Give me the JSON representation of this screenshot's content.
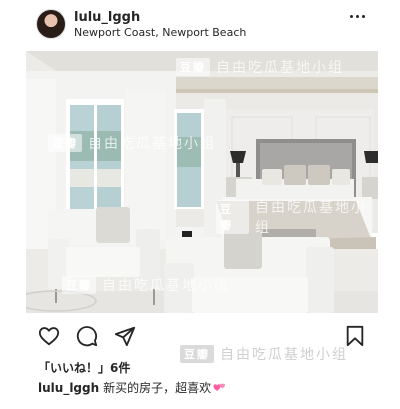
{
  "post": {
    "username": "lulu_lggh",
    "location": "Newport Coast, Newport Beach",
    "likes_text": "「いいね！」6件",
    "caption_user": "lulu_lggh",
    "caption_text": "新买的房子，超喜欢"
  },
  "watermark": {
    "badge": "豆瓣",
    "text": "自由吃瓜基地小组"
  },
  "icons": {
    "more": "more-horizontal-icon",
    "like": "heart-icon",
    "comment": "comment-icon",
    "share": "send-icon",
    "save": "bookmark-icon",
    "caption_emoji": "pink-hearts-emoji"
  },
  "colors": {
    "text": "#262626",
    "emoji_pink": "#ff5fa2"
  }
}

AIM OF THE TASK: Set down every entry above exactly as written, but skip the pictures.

SOLUTION BELOW:
Give me the JSON representation of this screenshot's content.
{
  "post": {
    "username": "lulu_lggh",
    "location": "Newport Coast, Newport Beach",
    "likes_text": "「いいね！」6件",
    "caption_user": "lulu_lggh",
    "caption_text": "新买的房子，超喜欢"
  },
  "watermark": {
    "badge": "豆瓣",
    "text": "自由吃瓜基地小组"
  },
  "icons": {
    "more": "more-horizontal-icon",
    "like": "heart-icon",
    "comment": "comment-icon",
    "share": "send-icon",
    "save": "bookmark-icon",
    "caption_emoji": "pink-hearts-emoji"
  },
  "colors": {
    "text": "#262626",
    "emoji_pink": "#ff5fa2"
  }
}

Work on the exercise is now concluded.